Though in decline, white Californians remained the state’s largest demographic group at 40.1%. But demographers said Hispanics were poised to take the lead.

Underlying the demographic shifts, California grew at its slowest pace in the past decade in more than a century. The population rose 10% to 37.3 million, an increase in line with the national average.

As in California, Hispanics are gaining ground in many other states, such as North Carolina, as whites are on the verge of becoming a minority among all newborn children in the U.S.

What does this mean for California politics when these Hispanic children mature and start to vote? Just as it is now for the very Blue Democratic California – TOUGH.

Since past electoral history has shown a propensity for Hispanics and Latinos to vote anywhere from 60-75% for Democratic Party candidates, the GOP will be at a demographic disadvantage. There are, of course, districts both Congressional and Legislative where their population numbers will not have as great an impact. And, with redistricting by an impartial commission, the GOP will have a chance there.

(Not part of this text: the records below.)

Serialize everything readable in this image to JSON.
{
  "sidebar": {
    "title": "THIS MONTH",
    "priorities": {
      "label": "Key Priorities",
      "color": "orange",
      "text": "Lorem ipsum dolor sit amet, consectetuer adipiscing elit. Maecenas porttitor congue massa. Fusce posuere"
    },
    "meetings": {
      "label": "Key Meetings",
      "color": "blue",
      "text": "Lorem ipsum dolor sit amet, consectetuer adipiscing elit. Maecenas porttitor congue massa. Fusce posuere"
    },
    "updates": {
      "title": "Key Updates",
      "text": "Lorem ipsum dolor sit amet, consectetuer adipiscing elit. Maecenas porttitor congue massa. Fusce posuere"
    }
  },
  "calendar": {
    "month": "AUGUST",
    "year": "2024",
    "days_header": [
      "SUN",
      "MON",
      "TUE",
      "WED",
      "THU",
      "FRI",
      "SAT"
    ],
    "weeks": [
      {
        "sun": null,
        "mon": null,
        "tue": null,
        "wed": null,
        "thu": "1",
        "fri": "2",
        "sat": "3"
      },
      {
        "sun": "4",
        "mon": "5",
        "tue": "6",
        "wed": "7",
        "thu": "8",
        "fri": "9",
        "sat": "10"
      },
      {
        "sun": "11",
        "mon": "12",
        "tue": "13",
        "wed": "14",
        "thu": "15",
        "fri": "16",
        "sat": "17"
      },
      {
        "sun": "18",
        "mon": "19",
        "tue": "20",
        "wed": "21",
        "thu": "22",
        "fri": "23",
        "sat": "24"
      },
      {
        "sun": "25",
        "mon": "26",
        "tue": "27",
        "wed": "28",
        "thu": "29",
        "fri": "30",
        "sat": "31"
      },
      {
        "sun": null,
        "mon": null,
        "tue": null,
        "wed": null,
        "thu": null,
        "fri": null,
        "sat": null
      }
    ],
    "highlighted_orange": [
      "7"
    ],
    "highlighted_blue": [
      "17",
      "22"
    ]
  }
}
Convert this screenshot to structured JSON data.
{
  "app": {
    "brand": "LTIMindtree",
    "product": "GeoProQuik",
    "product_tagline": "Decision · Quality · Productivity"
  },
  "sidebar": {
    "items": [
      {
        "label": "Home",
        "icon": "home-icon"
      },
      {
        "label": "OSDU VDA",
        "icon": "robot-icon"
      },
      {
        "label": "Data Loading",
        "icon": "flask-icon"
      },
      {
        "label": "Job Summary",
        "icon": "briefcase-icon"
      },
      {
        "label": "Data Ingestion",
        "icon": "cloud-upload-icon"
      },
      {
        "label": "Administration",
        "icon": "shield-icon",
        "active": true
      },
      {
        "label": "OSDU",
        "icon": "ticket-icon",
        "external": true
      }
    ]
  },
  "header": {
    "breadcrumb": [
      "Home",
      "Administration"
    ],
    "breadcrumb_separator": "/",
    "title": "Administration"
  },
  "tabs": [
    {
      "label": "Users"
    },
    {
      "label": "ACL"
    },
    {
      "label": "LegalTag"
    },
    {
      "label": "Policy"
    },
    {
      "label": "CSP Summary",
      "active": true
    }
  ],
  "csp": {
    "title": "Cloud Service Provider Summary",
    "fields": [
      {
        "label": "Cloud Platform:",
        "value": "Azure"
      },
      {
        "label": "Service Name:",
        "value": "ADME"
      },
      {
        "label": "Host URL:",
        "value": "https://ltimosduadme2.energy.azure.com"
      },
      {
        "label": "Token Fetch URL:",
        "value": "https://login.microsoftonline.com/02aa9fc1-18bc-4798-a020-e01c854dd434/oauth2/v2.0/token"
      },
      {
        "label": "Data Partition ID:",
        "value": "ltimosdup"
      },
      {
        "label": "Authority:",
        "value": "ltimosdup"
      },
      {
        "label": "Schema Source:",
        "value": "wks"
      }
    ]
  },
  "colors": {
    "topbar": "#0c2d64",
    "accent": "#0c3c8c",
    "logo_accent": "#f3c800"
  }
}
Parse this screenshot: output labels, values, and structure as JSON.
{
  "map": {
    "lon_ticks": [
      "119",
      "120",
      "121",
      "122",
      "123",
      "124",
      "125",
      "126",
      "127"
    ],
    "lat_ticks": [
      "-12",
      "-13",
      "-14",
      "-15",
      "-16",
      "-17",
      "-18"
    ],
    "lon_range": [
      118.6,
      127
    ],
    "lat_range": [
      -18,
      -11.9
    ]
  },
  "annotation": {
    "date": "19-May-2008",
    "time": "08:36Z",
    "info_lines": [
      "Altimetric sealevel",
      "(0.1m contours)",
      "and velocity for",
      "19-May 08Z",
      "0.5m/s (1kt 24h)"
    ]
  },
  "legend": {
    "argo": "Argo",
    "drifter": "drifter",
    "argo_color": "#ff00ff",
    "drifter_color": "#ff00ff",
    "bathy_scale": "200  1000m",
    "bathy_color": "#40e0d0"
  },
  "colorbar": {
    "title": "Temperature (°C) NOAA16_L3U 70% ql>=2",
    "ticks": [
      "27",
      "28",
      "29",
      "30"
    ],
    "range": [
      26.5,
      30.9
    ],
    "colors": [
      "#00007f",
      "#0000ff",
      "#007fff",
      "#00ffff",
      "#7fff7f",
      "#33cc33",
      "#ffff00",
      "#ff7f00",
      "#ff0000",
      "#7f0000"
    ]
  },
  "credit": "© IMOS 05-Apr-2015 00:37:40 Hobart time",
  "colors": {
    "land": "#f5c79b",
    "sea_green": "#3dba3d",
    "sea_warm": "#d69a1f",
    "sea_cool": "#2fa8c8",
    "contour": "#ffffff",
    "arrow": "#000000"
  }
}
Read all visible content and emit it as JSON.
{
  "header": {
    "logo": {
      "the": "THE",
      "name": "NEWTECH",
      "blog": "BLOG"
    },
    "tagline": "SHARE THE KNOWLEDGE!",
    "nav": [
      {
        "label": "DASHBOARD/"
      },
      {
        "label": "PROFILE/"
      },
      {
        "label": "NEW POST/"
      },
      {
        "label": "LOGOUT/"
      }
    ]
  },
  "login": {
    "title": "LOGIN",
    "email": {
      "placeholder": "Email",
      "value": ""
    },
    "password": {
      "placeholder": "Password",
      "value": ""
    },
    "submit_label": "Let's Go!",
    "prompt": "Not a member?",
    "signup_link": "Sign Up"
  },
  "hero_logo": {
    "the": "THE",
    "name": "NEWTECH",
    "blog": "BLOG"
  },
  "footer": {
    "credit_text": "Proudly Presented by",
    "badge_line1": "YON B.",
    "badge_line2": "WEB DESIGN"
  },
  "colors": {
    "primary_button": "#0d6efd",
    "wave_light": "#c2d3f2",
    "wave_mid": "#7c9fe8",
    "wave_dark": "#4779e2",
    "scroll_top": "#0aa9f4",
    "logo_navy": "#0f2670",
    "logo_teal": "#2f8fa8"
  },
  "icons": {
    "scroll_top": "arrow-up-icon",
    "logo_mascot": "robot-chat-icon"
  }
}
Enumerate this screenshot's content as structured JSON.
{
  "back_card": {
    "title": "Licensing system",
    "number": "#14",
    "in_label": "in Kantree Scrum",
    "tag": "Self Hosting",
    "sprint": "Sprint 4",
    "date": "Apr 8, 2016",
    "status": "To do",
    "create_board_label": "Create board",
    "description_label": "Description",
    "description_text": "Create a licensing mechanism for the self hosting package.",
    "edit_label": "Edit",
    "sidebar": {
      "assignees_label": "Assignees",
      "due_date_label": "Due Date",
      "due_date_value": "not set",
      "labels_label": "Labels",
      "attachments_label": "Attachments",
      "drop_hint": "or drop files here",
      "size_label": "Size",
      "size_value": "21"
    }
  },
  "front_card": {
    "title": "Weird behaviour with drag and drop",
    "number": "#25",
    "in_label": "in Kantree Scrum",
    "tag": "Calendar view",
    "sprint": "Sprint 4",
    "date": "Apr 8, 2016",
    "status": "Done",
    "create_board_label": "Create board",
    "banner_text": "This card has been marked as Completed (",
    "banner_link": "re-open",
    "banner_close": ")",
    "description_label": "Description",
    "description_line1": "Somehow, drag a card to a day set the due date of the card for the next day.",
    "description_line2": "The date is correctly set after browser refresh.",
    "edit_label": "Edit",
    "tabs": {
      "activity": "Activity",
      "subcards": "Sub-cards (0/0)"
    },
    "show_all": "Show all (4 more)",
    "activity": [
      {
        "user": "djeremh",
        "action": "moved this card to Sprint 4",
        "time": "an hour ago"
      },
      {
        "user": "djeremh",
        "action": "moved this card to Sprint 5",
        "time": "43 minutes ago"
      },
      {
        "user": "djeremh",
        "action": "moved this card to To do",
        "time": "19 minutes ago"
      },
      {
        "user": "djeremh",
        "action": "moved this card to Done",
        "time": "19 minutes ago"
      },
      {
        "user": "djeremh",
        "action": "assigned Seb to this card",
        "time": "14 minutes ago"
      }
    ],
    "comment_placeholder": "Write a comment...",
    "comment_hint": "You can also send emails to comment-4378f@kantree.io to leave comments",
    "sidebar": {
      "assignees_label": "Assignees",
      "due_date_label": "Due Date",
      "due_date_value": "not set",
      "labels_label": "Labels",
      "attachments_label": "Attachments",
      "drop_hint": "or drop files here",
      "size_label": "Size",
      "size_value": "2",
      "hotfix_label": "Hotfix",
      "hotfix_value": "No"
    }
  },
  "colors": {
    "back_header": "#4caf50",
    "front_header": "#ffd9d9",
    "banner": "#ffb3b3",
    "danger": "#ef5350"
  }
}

So, what happened and why did this growth of Hispanics occur?

Easy- the illegal immigrants from Mexico and Central America of the 1980’s to present had children born in the United States as middle-class whites either died or migrated out of the state to Nevada, Arizona or other states like Colorado.

Mr. Frey said the decline of whites and blacks in the decade, as well as the slowdown of Hispanic growth, is partly attributable to more middle-class families leaving pricey California for more affordable places elsewhere. (…)

“I think it’s a middle-class flight,” Mr. Frey said. “California is still very pricey, so to the extent people can get affordable housing they leave.”

But, California is now a no-growth Democratic state which by the way heavily regulates business.

Good luck with solving that California state budget shortfall.

And, the Republicans? They will be a dwindling minority party like in New York, Massachusetts and Maryland.